The newspaper’s staff had gathered at the office to ride out the hurricane — Gerry said it was far safer than their homes. And without phone service on the islands, living in the same place was the only way to stay in communication. The reporters picked their own rooms to sleep in, taking up available couches and sleeping on the floor. The owner and president of the paper, Archie Nahigian, bunked with them for solidarity, eating canned tuna right alongside them.
Because of power and internet outages, the island was down to a single source of news — a radio station operated by the government. Rumors, Gerry said, were flying. But with the internet down, their readers couldn’t log onto the site to get factual reporting. The road closures and the curfew also made delivering papers difficult. So, Gerry and Archie drove around to hand them out themselves. Here’s how he describes it:

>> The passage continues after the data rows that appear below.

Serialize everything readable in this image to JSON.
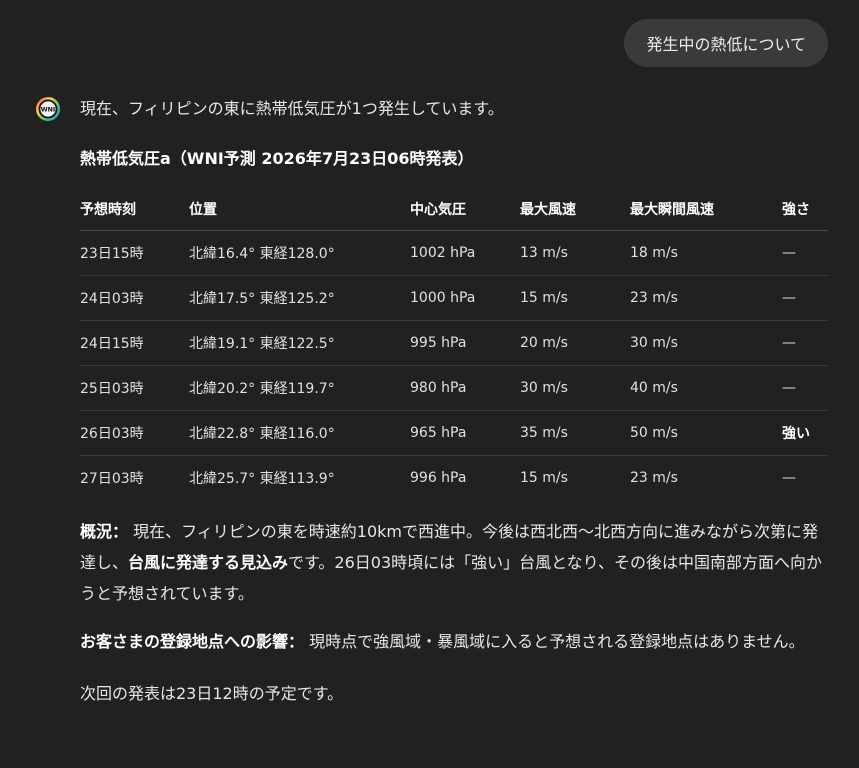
{
  "user_message": "発生中の熱低について",
  "assistant": {
    "avatar_text": "WNI",
    "intro": "現在、フィリピンの東に熱帯低気圧が1つ発生しています。",
    "heading": "熱帯低気圧a（WNI予測 2026年7月23日06時発表）",
    "table": {
      "headers": [
        "予想時刻",
        "位置",
        "中心気圧",
        "最大風速",
        "最大瞬間風速",
        "強さ"
      ],
      "rows": [
        [
          "23日15時",
          "北緯16.4° 東経128.0°",
          "1002 hPa",
          "13 m/s",
          "18 m/s",
          "—"
        ],
        [
          "24日03時",
          "北緯17.5° 東経125.2°",
          "1000 hPa",
          "15 m/s",
          "23 m/s",
          "—"
        ],
        [
          "24日15時",
          "北緯19.1° 東経122.5°",
          "995 hPa",
          "20 m/s",
          "30 m/s",
          "—"
        ],
        [
          "25日03時",
          "北緯20.2° 東経119.7°",
          "980 hPa",
          "30 m/s",
          "40 m/s",
          "—"
        ],
        [
          "26日03時",
          "北緯22.8° 東経116.0°",
          "965 hPa",
          "35 m/s",
          "50 m/s",
          "強い"
        ],
        [
          "27日03時",
          "北緯25.7° 東経113.9°",
          "996 hPa",
          "15 m/s",
          "23 m/s",
          "—"
        ]
      ]
    },
    "overview": {
      "label": "概況：",
      "text1": "現在、フィリピンの東を時速約10kmで西進中。今後は西北西〜北西方向に進みながら次第に発達し、",
      "emphasis": "台風に発達する見込み",
      "text2": "です。26日03時頃には「強い」台風となり、その後は中国南部方面へ向かうと予想されています。"
    },
    "impact": {
      "label": "お客さまの登録地点への影響：",
      "text": "現時点で強風域・暴風域に入ると予想される登録地点はありません。"
    },
    "next": "次回の発表は23日12時の予定です。"
  }
}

Gerry: If we saw a store open, we’d stop and get out. Or if we saw crowds of people, we’d hand them out. They were surprised. “You printed a paper?” — that was the thing we would hear. And then, they would want one and then they’d say, “Can I have another one? Somebody else wants one.” It was really gratifying to me, too, because people were so thankful to get the paper and astonished that we were handing it out. Like, “Here’s your Daily News. Business as usual.”
Eventually, they were able to start updating their website. They waited until a store opened, and stocked up on Wi-Fi hotspots so they could reconnect. Gerry and his staff provided crucial information to their readers. They published a list of people whose family and friends were looking for them, and kept running tallies on which businesses were open. They also dispelled rumors and publicized the failure of the local government to help the most vulnerable citizens. In one case, a front-page story about a woman still living in a destroyed public housing building forced the government to move her.
Jessica: How has this experience changed the way that you think about the news or the paper that you run? And has it changed the way you think about the community that you serve?
Gerry: Yes, actually, it has. You know, a lot of people get into journalism to be idealistic and to change the world, and to fix the wrongs. But we have a function here to get the word out. … So, it just made me realize we have a bigger, deeper purpose here and there’s a reason we’re called The Fourth Estate.
The islands are still recovering from the storm, and The Virgin Islands Daily News will be there every step of the way. Gerry said its journalists have already begun digging into investigative pieces, and will continue to write features on the human impact of the storm. While he said this has been a transformative experience, he’s not eager to cover another storm any time soon.
“You know, that was always something that was on my bucket list as a newspaper guy. I wanted to cover a disaster,” he said. “And I have to say that I'm good now — I don't need to do anymore.”